|US20130209639 *||Jun 15, 2010||Aug 15, 2013||Crem International Aktiebolag||Mehtod and a system for producing foamed milk|
|U.S. Classification||222/148, 366/343, 222/145.6, 222/1|
|International Classification||B67D7/78, B67D1/08|
|Cooperative Classification||A47J31/60, A47J31/401, A47J31/46|
|European Classification||A47J31/40C, A47J31/46, A47J31/60|
|Apr 11, 2005||AS||Assignment|
Owner name: NESTEC S.A., SWITZERLAND
Free format text: ASSIGNMENT OF ASSIGNORS INTEREST;ASSIGNORS:REDDY, BALA;SCOVILLE, EUGENE;TULLEY, BRIAN P.;REEL/FRAME:016051/0193;SIGNING DATES FROM 20050303 TO 20050309
Owner name: NESTEC S.A., SWITZERLAND
Free format text: ASSIGNMENT OF ASSIGNORS INTEREST;ASSIGNORS:REDDY, BALA;SCOVILLE, EUGENE;TULLEY, BRIAN P.;SIGNING DATES FROM 20050303 TO 20050309;REEL/FRAME:016051/0193
|Dec 31, 2015||REMI||Maintenance fee reminder mailed|

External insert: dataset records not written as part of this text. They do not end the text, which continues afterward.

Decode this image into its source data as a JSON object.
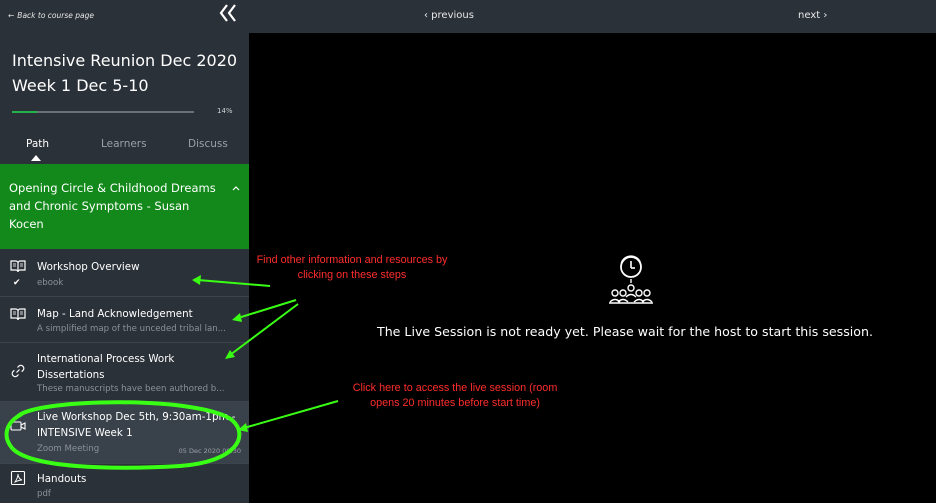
{
  "sidebar": {
    "back_label": "Back to course page",
    "course_title": "Intensive Reunion Dec 2020 Week 1 Dec 5-10",
    "progress_label": "14%",
    "progress_fraction": 0.14,
    "tabs": [
      {
        "label": "Path",
        "active": true
      },
      {
        "label": "Learners",
        "active": false
      },
      {
        "label": "Discuss",
        "active": false
      }
    ],
    "section_title": "Opening Circle & Childhood Dreams and Chronic Symptoms - Susan Kocen",
    "items": [
      {
        "icon": "book-icon",
        "title": "Workshop Overview",
        "subtitle": "ebook",
        "completed": true
      },
      {
        "icon": "book-icon",
        "title": "Map - Land Acknowledgement",
        "subtitle": "A simplified map of the unceded tribal lan..."
      },
      {
        "icon": "link-icon",
        "title": "International Process Work Dissertations",
        "subtitle": "These manuscripts have been authored b..."
      },
      {
        "icon": "video-icon",
        "title": "Live Workshop Dec 5th, 9:30am-1pm - INTENSIVE Week 1",
        "subtitle": "Zoom Meeting",
        "date": "05 Dec 2020 09:30"
      },
      {
        "icon": "pdf-icon",
        "title": "Handouts",
        "subtitle": "pdf"
      }
    ]
  },
  "main": {
    "prev_label": "‹ previous",
    "next_label": "next ›",
    "live_message": "The Live Session is not ready yet. Please wait for the host to start this session."
  },
  "annotations": {
    "steps_note": "Find other information and resources by clicking on these steps",
    "live_note": "Click here to access the live session (room opens 20 minutes before start time)"
  },
  "colors": {
    "sidebar_bg": "#2b3138",
    "section_green": "#12891a",
    "progress_green": "#24b24b",
    "annotation_red": "#ff2d2d",
    "highlight_green": "#39ff14"
  }
}
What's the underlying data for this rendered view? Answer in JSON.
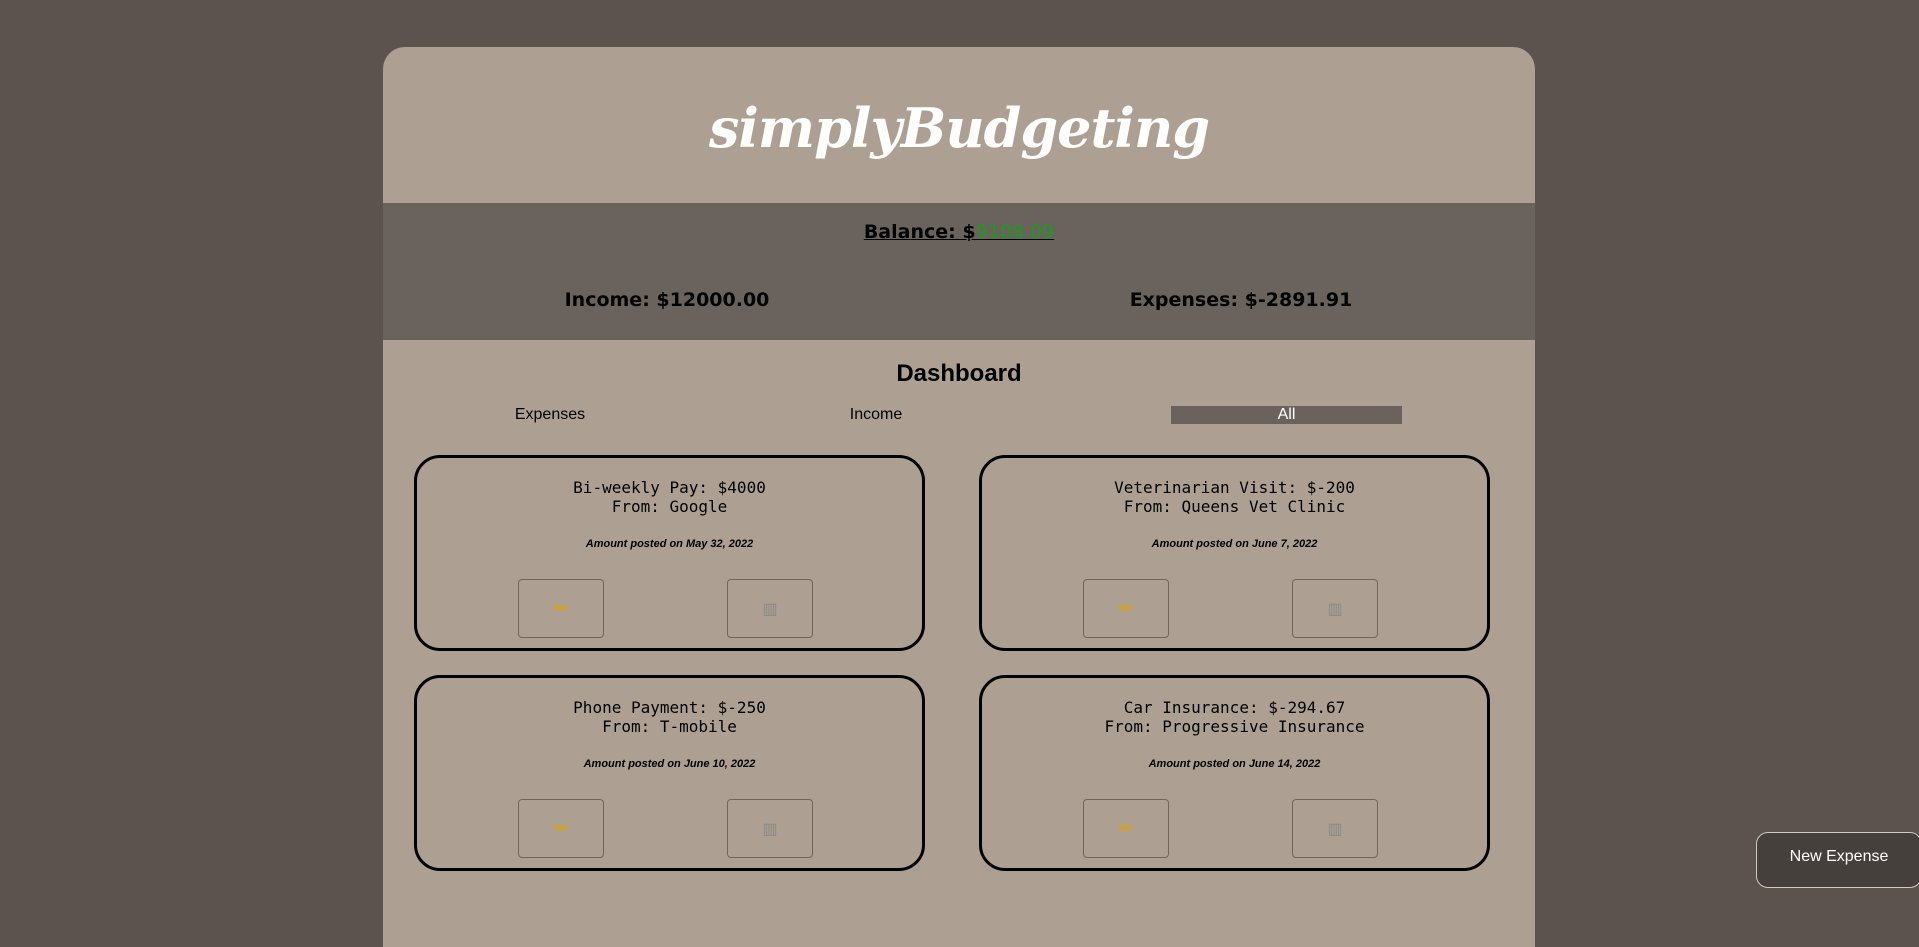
{
  "header": {
    "title": "simplyBudgeting"
  },
  "summary": {
    "balance_label": "Balance: $",
    "balance_value": "9108.09",
    "income": "Income: $12000.00",
    "expenses": "Expenses: $-2891.91"
  },
  "dashboard": {
    "title": "Dashboard",
    "tabs": {
      "expenses": "Expenses",
      "income": "Income",
      "all": "All"
    },
    "selected_tab": "All"
  },
  "cards": [
    {
      "line1": "Bi-weekly Pay: $4000",
      "line2": "From: Google",
      "date": "Amount posted on May 32, 2022"
    },
    {
      "line1": "Veterinarian Visit: $-200",
      "line2": "From: Queens Vet Clinic",
      "date": "Amount posted on June 7, 2022"
    },
    {
      "line1": "Phone Payment: $-250",
      "line2": "From: T-mobile",
      "date": "Amount posted on June 10, 2022"
    },
    {
      "line1": "Car Insurance: $-294.67",
      "line2": "From: Progressive Insurance",
      "date": "Amount posted on June 14, 2022"
    }
  ],
  "icons": {
    "edit": "pencil-icon",
    "delete": "trash-icon"
  },
  "actions": {
    "new_expense": "New Expense"
  },
  "colors": {
    "background": "#5c524e",
    "panel": "#ada093",
    "summary": "#6a625c",
    "balance_value": "#1f9a1f"
  }
}
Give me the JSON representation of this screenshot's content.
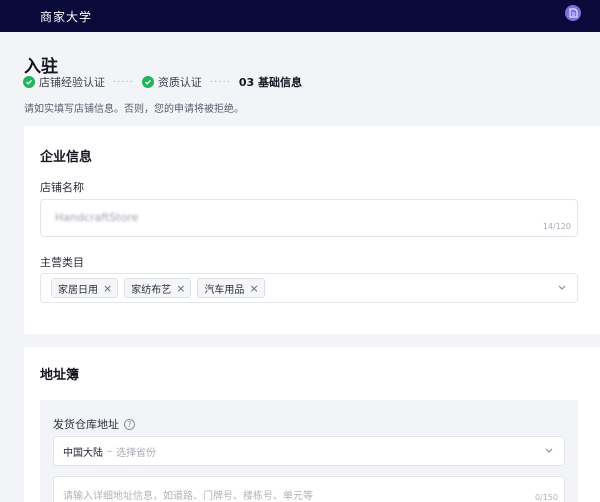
{
  "topbar": {
    "title": "商家大学",
    "avatar_icon": "document-icon"
  },
  "page": {
    "title": "入驻",
    "steps": [
      {
        "label": "店铺经验认证",
        "status": "done"
      },
      {
        "label": "资质认证",
        "status": "done"
      },
      {
        "label": "03 基础信息",
        "status": "current"
      }
    ],
    "step_separator": "·····",
    "notice": "请如实填写店铺信息。否则，您的申请将被拒绝。"
  },
  "company": {
    "title": "企业信息",
    "store_name": {
      "label": "店铺名称",
      "value": "HandcraftStore",
      "counter": "14/120"
    },
    "category": {
      "label": "主营类目",
      "tags": [
        "家居日用",
        "家纺布艺",
        "汽车用品"
      ],
      "remove_symbol": "×"
    }
  },
  "address": {
    "title": "地址簿",
    "warehouse": {
      "label": "发货仓库地址",
      "help_symbol": "?",
      "country": "中国大陆",
      "separator": "–",
      "province_placeholder": "选择省份",
      "detail_placeholder": "请输入详细地址信息，如道路、门牌号、楼栋号、单元等",
      "detail_counter": "0/150"
    }
  },
  "colors": {
    "topbar": "#0a0a3a",
    "avatar": "#7b6ee6",
    "success": "#22b45a"
  }
}
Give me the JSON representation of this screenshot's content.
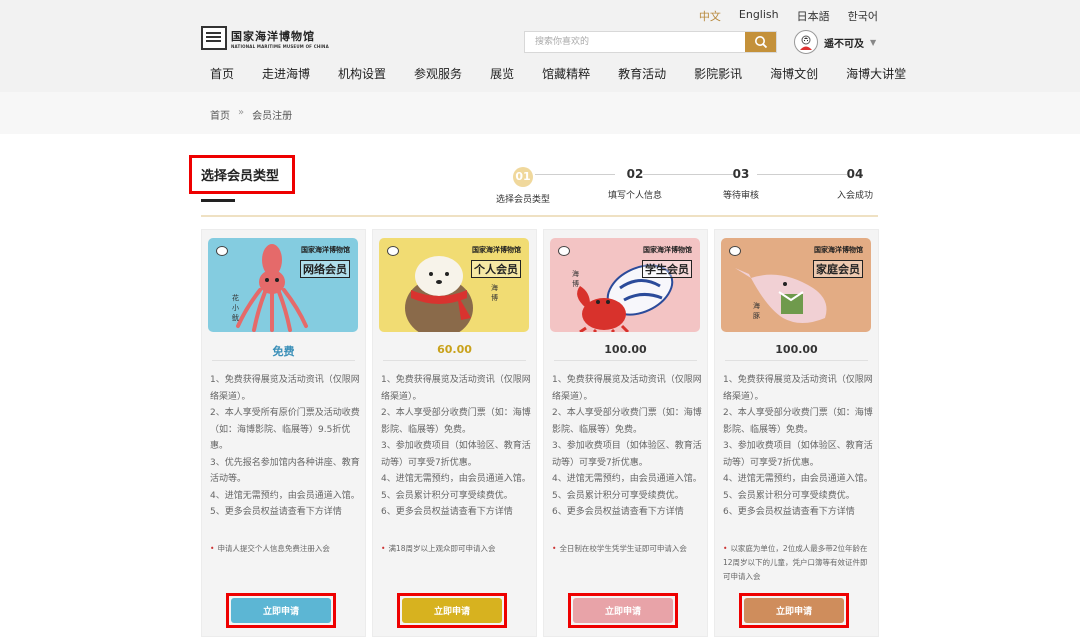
{
  "header": {
    "languages": [
      "中文",
      "English",
      "日本語",
      "한국어"
    ],
    "active_language": "中文",
    "logo": {
      "cn": "国家海洋博物馆",
      "en": "NATIONAL MARITIME MUSEUM OF CHINA"
    },
    "search": {
      "placeholder": "搜索你喜欢的",
      "icon": "search-icon"
    },
    "user": {
      "name": "遥不可及",
      "icon": "avatar-icon"
    },
    "nav": [
      "首页",
      "走进海博",
      "机构设置",
      "参观服务",
      "展览",
      "馆藏精粹",
      "教育活动",
      "影院影讯",
      "海博文创",
      "海博大讲堂"
    ]
  },
  "breadcrumb": {
    "home": "首页",
    "separator": "»",
    "current": "会员注册"
  },
  "page": {
    "title": "选择会员类型"
  },
  "steps": [
    {
      "num": "01",
      "label": "选择会员类型"
    },
    {
      "num": "02",
      "label": "填写个人信息"
    },
    {
      "num": "03",
      "label": "等待审核"
    },
    {
      "num": "04",
      "label": "入会成功"
    }
  ],
  "cards": [
    {
      "museum": "国家海洋博物馆",
      "kind": "网络会员",
      "price": "免费",
      "bg": "#84cce0",
      "price_color": "#3a8fb8",
      "button_color": "#5cb6d4",
      "benefits": [
        "1、免费获得展览及活动资讯（仅限网络渠道）。",
        "2、本人享受所有原价门票及活动收费（如：海博影院、临展等）9.5折优惠。",
        "3、优先报名参加馆内各种讲座、教育活动等。",
        "4、进馆无需预约，由会员通道入馆。",
        "5、更多会员权益请查看下方详情"
      ],
      "note": "申请人提交个人信息免费注册入会",
      "button": "立即申请",
      "mascot": "squid"
    },
    {
      "museum": "国家海洋博物馆",
      "kind": "个人会员",
      "price": "60.00",
      "bg": "#f1dc73",
      "price_color": "#c9a21c",
      "button_color": "#d7b21f",
      "benefits": [
        "1、免费获得展览及活动资讯（仅限网络渠道）。",
        "2、本人享受部分收费门票（如：海博影院、临展等）免费。",
        "3、参加收费项目（如体验区、教育活动等）可享受7折优惠。",
        "4、进馆无需预约，由会员通道入馆。",
        "5、会员累计积分可享受续费优。",
        "6、更多会员权益请查看下方详情"
      ],
      "note": "满18周岁以上观众即可申请入会",
      "button": "立即申请",
      "mascot": "seal"
    },
    {
      "museum": "国家海洋博物馆",
      "kind": "学生会员",
      "price": "100.00",
      "bg": "#f3c4c4",
      "price_color": "#333333",
      "button_color": "#e8a3a8",
      "benefits": [
        "1、免费获得展览及活动资讯（仅限网络渠道）。",
        "2、本人享受部分收费门票（如：海博影院、临展等）免费。",
        "3、参加收费项目（如体验区、教育活动等）可享受7折优惠。",
        "4、进馆无需预约，由会员通道入馆。",
        "5、会员累计积分可享受续费优。",
        "6、更多会员权益请查看下方详情"
      ],
      "note": "全日制在校学生凭学生证即可申请入会",
      "button": "立即申请",
      "mascot": "crab"
    },
    {
      "museum": "国家海洋博物馆",
      "kind": "家庭会员",
      "price": "100.00",
      "bg": "#e3ac84",
      "price_color": "#333333",
      "button_color": "#cf8d5c",
      "benefits": [
        "1、免费获得展览及活动资讯（仅限网络渠道）。",
        "2、本人享受部分收费门票（如：海博影院、临展等）免费。",
        "3、参加收费项目（如体验区、教育活动等）可享受7折优惠。",
        "4、进馆无需预约，由会员通道入馆。",
        "5、会员累计积分可享受续费优。",
        "6、更多会员权益请查看下方详情"
      ],
      "note": "以家庭为单位，2位成人最多带2位年龄在12周岁以下的儿童，凭户口簿等有效证件即可申请入会",
      "button": "立即申请",
      "mascot": "dolphin"
    }
  ]
}
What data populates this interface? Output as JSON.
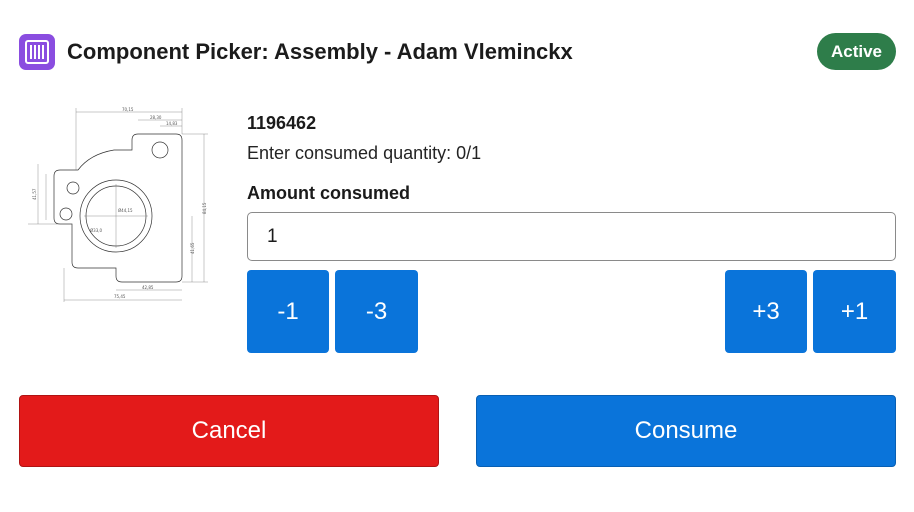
{
  "header": {
    "icon": "barcode-icon",
    "title": "Component Picker: Assembly - Adam Vleminckx",
    "status": "Active",
    "status_color": "#2e7d4a",
    "icon_color": "#8a4de0"
  },
  "part": {
    "image": "technical-drawing",
    "number": "1196462",
    "instruction": "Enter consumed quantity: 0/1"
  },
  "amount": {
    "label": "Amount consumed",
    "value": "1"
  },
  "steppers": {
    "minus1": "-1",
    "minus3": "-3",
    "plus3": "+3",
    "plus1": "+1"
  },
  "actions": {
    "cancel": "Cancel",
    "consume": "Consume",
    "cancel_color": "#e31a1a",
    "consume_color": "#0a74da"
  }
}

|May 22, 2016||LAPS||Lapse for failure to pay maintenance fees|